If green is going to prevail with the general public, greens must have the highest scientific and ethical standards and not make sweeping generalizations and un-scientific claims and practice business unethically. Sustainability isn't snake oil. It's real medicine for for a sick world in a lot of pain.

Perhaps we "greens" need to police our industry much better than we have been.

Friday, May 2, 2014

Sign the petition to save Lincoln Center and its murals from being destroyed.

About twenty or more people attended the Metropolitan Planning Organization this morning to speak out against the destruction of Lincoln Center and a number of murals painted on pillars of an overpass. 

Although Judge Veronica Escobar explained that the MPO really doesn't own and therefore has no final authority over Lincoln Center (I am told that she does not favor saving this historic building whose heritage is cherished by Hispanic families, ancestors of the Ascarates, Rosa Guerrero and many more), Rep. Pickett, Senator Rodriguez and others pointed out that the MPO has control of the funding of projects. Somewhere along the line they could defund a project that requires destroying the Center. The fear is that, once the MPO, votes to include the HWY 54 project in a Transportation Program, TxDOT really has all control. Indeed the MPO voted to include HWY 54 into a TIP. 

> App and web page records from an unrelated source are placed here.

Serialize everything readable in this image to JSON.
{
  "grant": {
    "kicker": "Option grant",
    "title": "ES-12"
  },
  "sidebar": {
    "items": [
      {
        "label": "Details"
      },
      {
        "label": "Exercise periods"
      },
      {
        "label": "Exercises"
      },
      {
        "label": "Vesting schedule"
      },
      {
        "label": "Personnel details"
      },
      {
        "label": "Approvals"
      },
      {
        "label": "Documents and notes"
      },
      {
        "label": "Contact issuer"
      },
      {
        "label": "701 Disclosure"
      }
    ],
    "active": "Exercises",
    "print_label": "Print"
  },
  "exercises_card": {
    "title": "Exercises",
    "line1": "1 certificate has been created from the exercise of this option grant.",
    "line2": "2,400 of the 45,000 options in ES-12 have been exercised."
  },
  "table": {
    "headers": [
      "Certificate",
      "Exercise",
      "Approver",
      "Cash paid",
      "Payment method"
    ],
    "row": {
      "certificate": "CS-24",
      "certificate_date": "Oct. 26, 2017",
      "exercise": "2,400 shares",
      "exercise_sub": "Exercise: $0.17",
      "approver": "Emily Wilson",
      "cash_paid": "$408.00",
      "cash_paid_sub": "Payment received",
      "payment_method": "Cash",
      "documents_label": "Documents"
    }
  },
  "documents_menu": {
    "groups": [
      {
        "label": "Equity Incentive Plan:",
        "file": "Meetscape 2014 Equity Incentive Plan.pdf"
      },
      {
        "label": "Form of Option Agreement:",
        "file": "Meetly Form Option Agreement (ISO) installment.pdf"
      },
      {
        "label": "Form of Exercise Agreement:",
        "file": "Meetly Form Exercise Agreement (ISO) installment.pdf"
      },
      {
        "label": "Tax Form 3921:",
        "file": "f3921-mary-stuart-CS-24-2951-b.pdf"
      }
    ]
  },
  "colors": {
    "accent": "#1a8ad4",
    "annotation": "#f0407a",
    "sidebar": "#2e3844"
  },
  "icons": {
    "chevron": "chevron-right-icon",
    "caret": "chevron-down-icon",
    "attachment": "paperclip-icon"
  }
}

Although MPO has agreed to a process (which some say doesn't predetermine an outcome), there has already been a de facto determination. Ted TxDOT Houghton has already stated publicly that Lincoln Center will be destroyed. TxDOT Regional Engineer, Bob Bielek, in emails to Sen. Rodriguez and Joyce Wilson has said that the building will be destroyed. Moreover, even if there are a number of alternatives now, Bielek speaks of them as Platonic abstractions not ready for the scrutiny of the public. We know this routine all too well. When the final process is trotted out, it will be done at a public meeting so that there is the window dressing of public input. However, the decision-making going into determining which alternative will be used to connect the Border Highway with I-10 will be done behind closed doors. Never mind, heritage. Never mind the will of the people who want an alternative that preserves Lincoln Center. (Bielek said today that the pillars would be left standing thus preserving the murals.)

The MPO may not have final say. But the MPO is the only place where people can go and, in a civil manner, voice objection to Houghton's and TxDOT's desire to destroy Lincoln Center. Sadly, TxDOT does own the Center. However, TxDOT is an agency of the people of Texas and WE are the people. That is why we look to our Congressman, our State Senator and Representatives and our City Council to voice our opinion - and all have agreed on the rightness of saving the Center. We also look to the MPO. Through these elected people and institutions we have a civil manner to press our case. However, given the royalism and the elitism of TxDOT, one begins to wonder whether the voice of the people must be expressed in manners less civil, by civil disobedience or perhaps with greater force. Those alternatives must also now be weighed.